Records from a dataset:
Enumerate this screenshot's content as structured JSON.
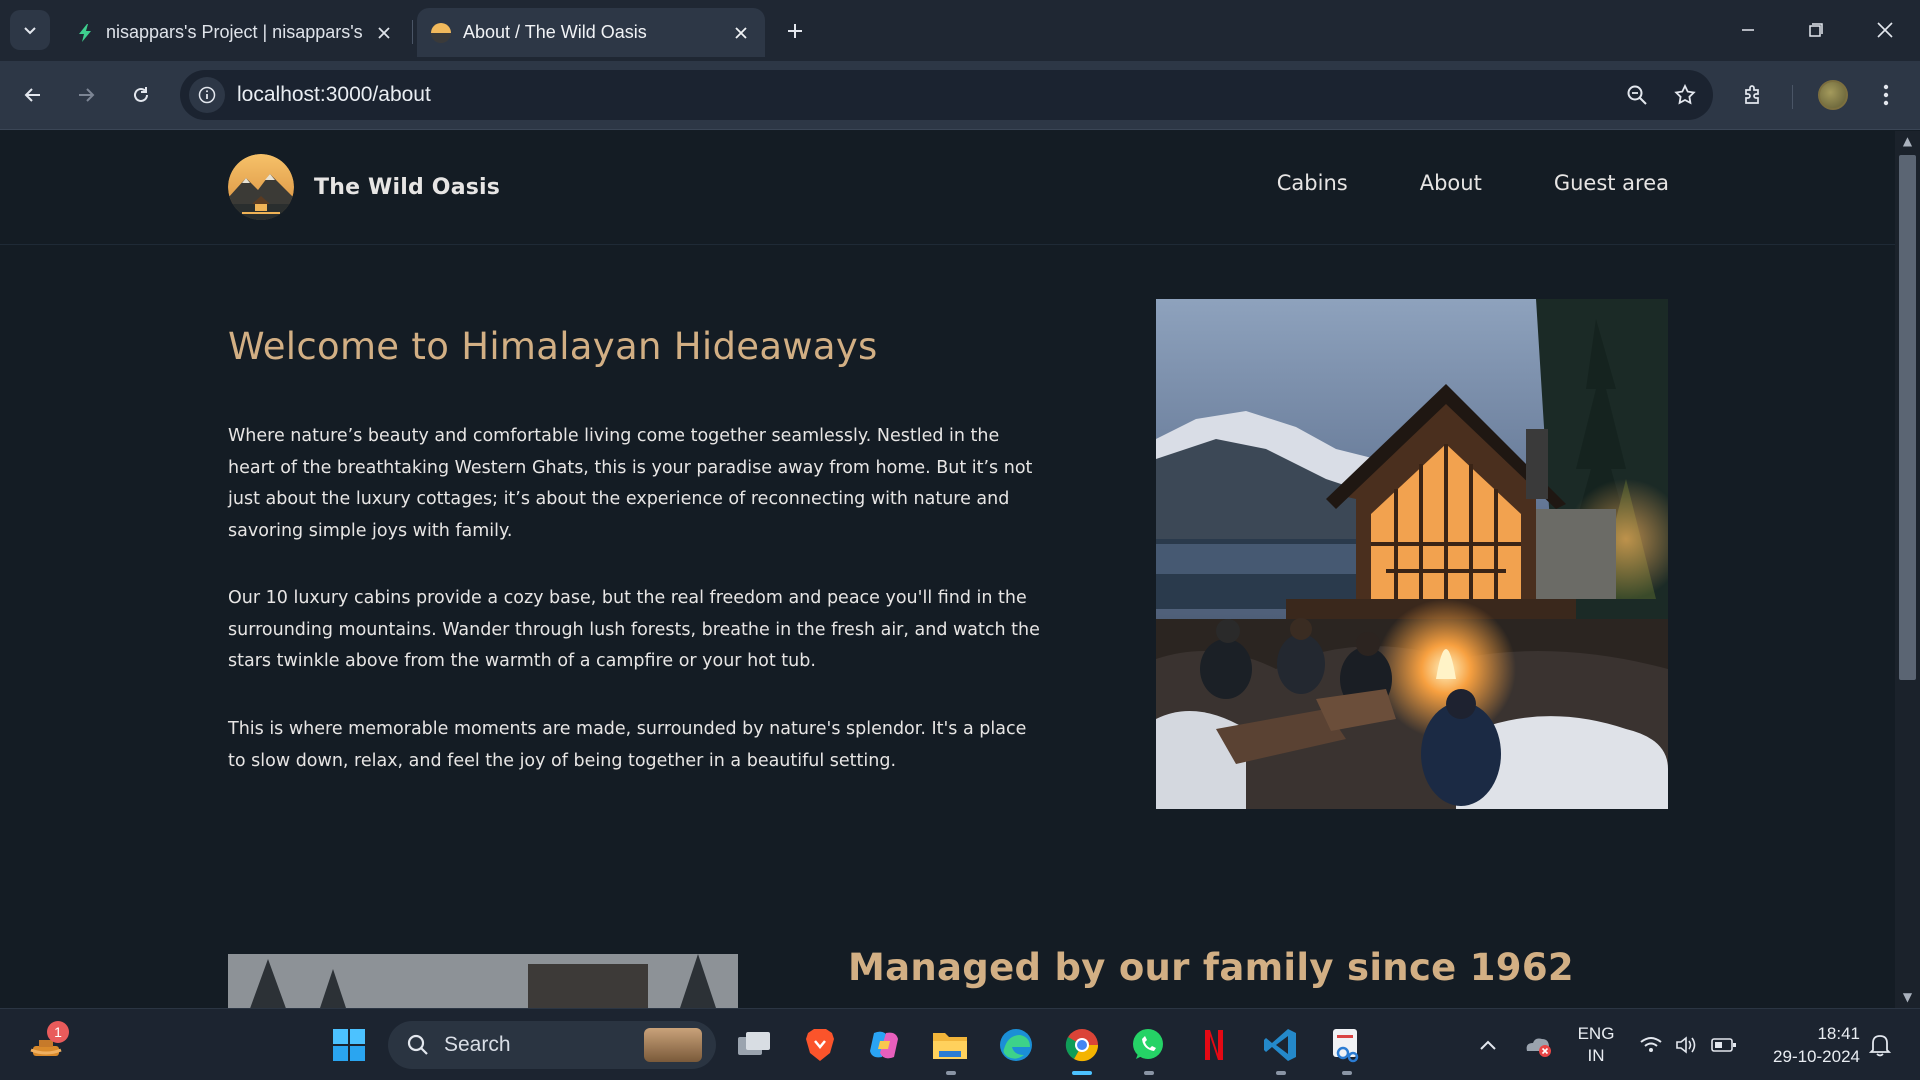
{
  "browser": {
    "tabs": [
      {
        "title": "nisappars's Project | nisappars's",
        "active": false
      },
      {
        "title": "About / The Wild Oasis",
        "active": true
      }
    ],
    "url": "localhost:3000/about"
  },
  "site": {
    "logo_text": "The Wild Oasis",
    "nav": [
      "Cabins",
      "About",
      "Guest area"
    ]
  },
  "about": {
    "title": "Welcome to Himalayan Hideaways",
    "paragraphs": [
      "Where nature’s beauty and comfortable living come together seamlessly. Nestled in the heart of the breathtaking Western Ghats, this is your paradise away from home. But it’s not just about the luxury cottages; it’s about the experience of reconnecting with nature and savoring simple joys with family.",
      "Our 10 luxury cabins provide a cozy base, but the real freedom and peace you'll find in the surrounding mountains. Wander through lush forests, breathe in the fresh air, and watch the stars twinkle above from the warmth of a campfire or your hot tub.",
      "This is where memorable moments are made, surrounded by nature's splendor. It's a place to slow down, relax, and feel the joy of being together in a beautiful setting."
    ],
    "section2_title": "Managed by our family since 1962"
  },
  "taskbar": {
    "search_label": "Search",
    "notification_count": "1",
    "language": "ENG",
    "region": "IN",
    "time": "18:41",
    "date": "29-10-2024"
  },
  "colors": {
    "accent": "#d2af84",
    "page_bg": "#141c24",
    "text": "#e7e5e4"
  }
}
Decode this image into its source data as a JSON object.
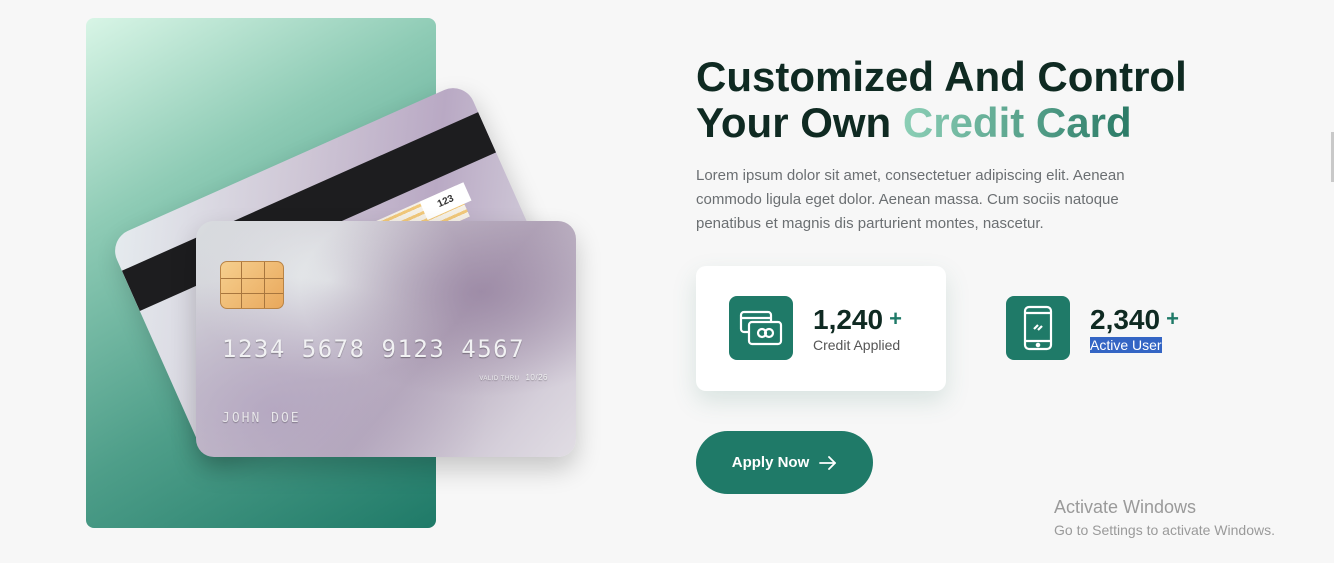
{
  "hero": {
    "card_back": {
      "cvv": "123",
      "small_text": "Authorized signature"
    },
    "card_front": {
      "number": "1234 5678 9123 4567",
      "valid_label": "VALID THRU",
      "valid_date": "10/26",
      "holder": "JOHN DOE"
    }
  },
  "content": {
    "heading_line1": "Customized And Control",
    "heading_line2_plain": "Your Own ",
    "heading_line2_accent": "Credit Card",
    "description": "Lorem ipsum dolor sit amet, consectetuer adipiscing elit. Aenean commodo ligula eget dolor. Aenean massa. Cum sociis natoque penatibus et magnis dis parturient montes, nascetur.",
    "stats": [
      {
        "value": "1,240",
        "plus": "+",
        "label": "Credit Applied",
        "icon": "cash-icon"
      },
      {
        "value": "2,340",
        "plus": "+",
        "label": "Active User",
        "icon": "smartphone-icon"
      }
    ],
    "apply_button": "Apply Now"
  },
  "os_overlay": {
    "title": "Activate Windows",
    "subtitle": "Go to Settings to activate Windows."
  },
  "colors": {
    "accent": "#1f7a68",
    "heading": "#0f2a22",
    "background": "#f7f7f7"
  }
}
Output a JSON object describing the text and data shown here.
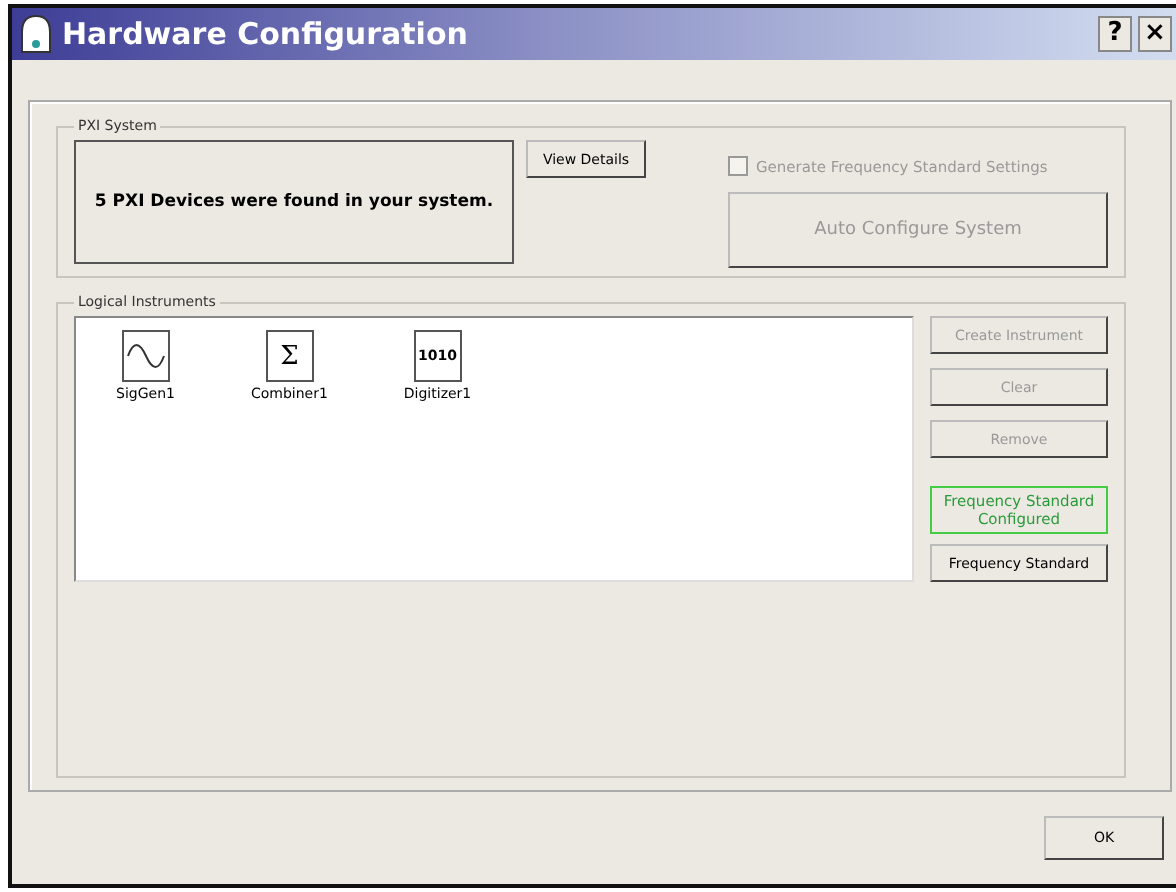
{
  "window": {
    "title": "Hardware Configuration",
    "help_button": "?",
    "close_button": "×"
  },
  "pxi_system": {
    "label": "PXI System",
    "message": "5 PXI Devices were found in your system.",
    "view_details": {
      "label": "View Details",
      "disabled": false
    },
    "generate_checkbox": {
      "label": "Generate Frequency Standard Settings",
      "checked": false,
      "disabled": true
    },
    "auto_configure": {
      "label": "Auto Configure System",
      "disabled": true
    }
  },
  "logical_instruments": {
    "label": "Logical Instruments",
    "items": [
      {
        "name": "SigGen1",
        "kind": "wave"
      },
      {
        "name": "Combiner1",
        "kind": "glyph",
        "glyph": "Σ"
      },
      {
        "name": "Digitizer1",
        "kind": "glyph",
        "glyph": "1010"
      }
    ],
    "buttons": [
      {
        "label": "Create Instrument",
        "disabled": true
      },
      {
        "label": "Clear",
        "disabled": true
      },
      {
        "label": "Remove",
        "disabled": true
      }
    ],
    "status": "Frequency Standard Configured",
    "frequency_button": {
      "label": "Frequency Standard",
      "disabled": false
    }
  },
  "ok_button": "OK"
}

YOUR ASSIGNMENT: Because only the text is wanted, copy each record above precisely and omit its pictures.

ANSWER BOX:
Enumerate this screenshot's content as structured JSON.
{
  "browser": {
    "tabs": [
      {
        "title": "nisappars's Project | nisappars's",
        "active": false
      },
      {
        "title": "About / The Wild Oasis",
        "active": true
      }
    ],
    "url": "localhost:3000/about"
  },
  "site": {
    "logo_text": "The Wild Oasis",
    "nav": [
      "Cabins",
      "About",
      "Guest area"
    ]
  },
  "about": {
    "title": "Welcome to Himalayan Hideaways",
    "paragraphs": [
      "Where nature’s beauty and comfortable living come together seamlessly. Nestled in the heart of the breathtaking Western Ghats, this is your paradise away from home. But it’s not just about the luxury cottages; it’s about the experience of reconnecting with nature and savoring simple joys with family.",
      "Our 10 luxury cabins provide a cozy base, but the real freedom and peace you'll find in the surrounding mountains. Wander through lush forests, breathe in the fresh air, and watch the stars twinkle above from the warmth of a campfire or your hot tub.",
      "This is where memorable moments are made, surrounded by nature's splendor. It's a place to slow down, relax, and feel the joy of being together in a beautiful setting."
    ],
    "section2_title": "Managed by our family since 1962"
  },
  "taskbar": {
    "search_label": "Search",
    "notification_count": "1",
    "language": "ENG",
    "region": "IN",
    "time": "18:41",
    "date": "29-10-2024"
  },
  "colors": {
    "accent": "#d2af84",
    "page_bg": "#141c24",
    "text": "#e7e5e4"
  }
}
Decode this image into its source data as a JSON object.
{
  "hero": {
    "card_back": {
      "cvv": "123",
      "small_text": "Authorized signature"
    },
    "card_front": {
      "number": "1234 5678 9123 4567",
      "valid_label": "VALID THRU",
      "valid_date": "10/26",
      "holder": "JOHN DOE"
    }
  },
  "content": {
    "heading_line1": "Customized And Control",
    "heading_line2_plain": "Your Own ",
    "heading_line2_accent": "Credit Card",
    "description": "Lorem ipsum dolor sit amet, consectetuer adipiscing elit. Aenean commodo ligula eget dolor. Aenean massa. Cum sociis natoque penatibus et magnis dis parturient montes, nascetur.",
    "stats": [
      {
        "value": "1,240",
        "plus": "+",
        "label": "Credit Applied",
        "icon": "cash-icon"
      },
      {
        "value": "2,340",
        "plus": "+",
        "label": "Active User",
        "icon": "smartphone-icon"
      }
    ],
    "apply_button": "Apply Now"
  },
  "os_overlay": {
    "title": "Activate Windows",
    "subtitle": "Go to Settings to activate Windows."
  },
  "colors": {
    "accent": "#1f7a68",
    "heading": "#0f2a22",
    "background": "#f7f7f7"
  }
}
Output a JSON object describing the text and data shown here.
{
  "window": {
    "title": "Hardware Configuration",
    "help_button": "?",
    "close_button": "×"
  },
  "pxi_system": {
    "label": "PXI System",
    "message": "5 PXI Devices were found in your system.",
    "view_details": {
      "label": "View Details",
      "disabled": false
    },
    "generate_checkbox": {
      "label": "Generate Frequency Standard Settings",
      "checked": false,
      "disabled": true
    },
    "auto_configure": {
      "label": "Auto Configure System",
      "disabled": true
    }
  },
  "logical_instruments": {
    "label": "Logical Instruments",
    "items": [
      {
        "name": "SigGen1",
        "kind": "wave"
      },
      {
        "name": "Combiner1",
        "kind": "glyph",
        "glyph": "Σ"
      },
      {
        "name": "Digitizer1",
        "kind": "glyph",
        "glyph": "1010"
      }
    ],
    "buttons": [
      {
        "label": "Create Instrument",
        "disabled": true
      },
      {
        "label": "Clear",
        "disabled": true
      },
      {
        "label": "Remove",
        "disabled": true
      }
    ],
    "status": "Frequency Standard Configured",
    "frequency_button": {
      "label": "Frequency Standard",
      "disabled": false
    }
  },
  "ok_button": "OK"
}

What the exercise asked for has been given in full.